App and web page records
+ + + + +
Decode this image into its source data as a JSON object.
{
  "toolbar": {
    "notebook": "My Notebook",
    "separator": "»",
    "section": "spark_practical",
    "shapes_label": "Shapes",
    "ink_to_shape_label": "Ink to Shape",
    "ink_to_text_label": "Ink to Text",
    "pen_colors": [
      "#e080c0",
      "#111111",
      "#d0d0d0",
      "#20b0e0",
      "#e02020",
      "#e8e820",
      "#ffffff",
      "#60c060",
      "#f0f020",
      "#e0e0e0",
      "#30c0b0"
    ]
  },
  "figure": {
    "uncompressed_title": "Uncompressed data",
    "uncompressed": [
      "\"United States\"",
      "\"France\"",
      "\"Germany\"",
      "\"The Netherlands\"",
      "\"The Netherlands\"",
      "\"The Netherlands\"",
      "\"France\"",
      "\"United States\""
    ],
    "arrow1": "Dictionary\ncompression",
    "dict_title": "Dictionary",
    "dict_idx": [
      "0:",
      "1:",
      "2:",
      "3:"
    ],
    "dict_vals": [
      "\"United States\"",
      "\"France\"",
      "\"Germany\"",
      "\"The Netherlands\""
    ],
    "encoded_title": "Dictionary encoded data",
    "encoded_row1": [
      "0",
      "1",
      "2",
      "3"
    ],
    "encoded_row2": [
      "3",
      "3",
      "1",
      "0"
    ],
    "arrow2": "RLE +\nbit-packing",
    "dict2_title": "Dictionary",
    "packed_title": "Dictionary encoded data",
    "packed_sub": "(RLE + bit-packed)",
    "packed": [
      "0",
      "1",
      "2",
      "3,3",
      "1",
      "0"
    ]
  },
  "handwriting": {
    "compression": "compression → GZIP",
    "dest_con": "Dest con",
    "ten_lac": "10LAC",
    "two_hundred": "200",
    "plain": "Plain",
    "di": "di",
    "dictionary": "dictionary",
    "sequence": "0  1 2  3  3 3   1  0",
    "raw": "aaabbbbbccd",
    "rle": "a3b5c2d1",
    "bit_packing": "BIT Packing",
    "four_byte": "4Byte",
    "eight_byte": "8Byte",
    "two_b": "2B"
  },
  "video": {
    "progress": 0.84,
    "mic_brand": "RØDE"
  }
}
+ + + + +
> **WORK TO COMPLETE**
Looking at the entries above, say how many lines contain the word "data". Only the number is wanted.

> **ANSWER AREA**
4